In an interview with the Sunday Express UK, Dr Sally Leivesley, a former scientific advisor to the UK government department Home Office, suggests that a mobile phone could have been used to hijack the missing Malaysian Airways Boeing 777. She says, “It is looking more and more likely that the control of some systems was taken over in a deceptive manner, either manually, so someone sitting in a seat overriding the autopilot, or via a remote device turning off or overwhelming the systems.
“A mobile phone could have been used to do so or a USB stick.”
Until the ill-fated flight MH370 is actually found and thorough investigations are made, everything said and suggested are mere speculations.

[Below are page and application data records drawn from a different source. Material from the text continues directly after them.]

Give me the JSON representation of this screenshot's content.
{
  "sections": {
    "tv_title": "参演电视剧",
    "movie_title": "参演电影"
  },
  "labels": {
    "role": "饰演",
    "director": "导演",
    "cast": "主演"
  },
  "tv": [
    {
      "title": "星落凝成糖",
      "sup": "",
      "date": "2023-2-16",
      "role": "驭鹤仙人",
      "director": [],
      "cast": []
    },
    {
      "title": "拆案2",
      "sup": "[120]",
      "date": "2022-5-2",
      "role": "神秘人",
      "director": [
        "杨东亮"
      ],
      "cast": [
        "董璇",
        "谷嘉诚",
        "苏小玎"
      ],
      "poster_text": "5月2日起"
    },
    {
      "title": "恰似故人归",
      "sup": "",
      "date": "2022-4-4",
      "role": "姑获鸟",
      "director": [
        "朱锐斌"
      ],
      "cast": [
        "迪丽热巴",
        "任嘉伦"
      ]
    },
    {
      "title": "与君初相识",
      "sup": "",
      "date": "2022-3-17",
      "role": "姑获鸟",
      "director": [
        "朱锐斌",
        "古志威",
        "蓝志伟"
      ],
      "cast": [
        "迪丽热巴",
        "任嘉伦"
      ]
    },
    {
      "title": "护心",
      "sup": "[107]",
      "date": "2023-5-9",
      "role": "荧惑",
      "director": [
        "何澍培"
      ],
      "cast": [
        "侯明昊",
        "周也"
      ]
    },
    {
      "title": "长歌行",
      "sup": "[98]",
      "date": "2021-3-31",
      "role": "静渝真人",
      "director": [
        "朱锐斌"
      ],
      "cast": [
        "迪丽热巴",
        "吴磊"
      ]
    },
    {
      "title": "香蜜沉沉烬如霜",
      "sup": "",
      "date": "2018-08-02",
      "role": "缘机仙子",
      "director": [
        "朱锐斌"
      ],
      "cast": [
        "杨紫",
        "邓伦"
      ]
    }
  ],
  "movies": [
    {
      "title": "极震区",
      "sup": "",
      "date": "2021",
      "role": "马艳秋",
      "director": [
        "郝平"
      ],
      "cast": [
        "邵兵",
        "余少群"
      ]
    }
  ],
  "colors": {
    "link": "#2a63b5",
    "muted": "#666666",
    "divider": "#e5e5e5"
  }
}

Dr Leivesley’s suggestion was largely based on the demo presented by Mr Teso. It is important to note that Mr Teso’s hack was conducted on a publicly available PC simulated FMS which are normally sold with no encryption or redundancies. When FMS is actually installed on flights they are uniquely encrypted to the aircraft’s hardware. This does not make it hack proof but it certainly isn’t going to be a walk in the park.
Somewhere in the very near future when almost all computing would be done via mobile and wearable devices, mobile hijacking would not just be a possibility but most likely. On this particular occasion though, we do not believe that the missing flight MH370 was mobile-hijacked.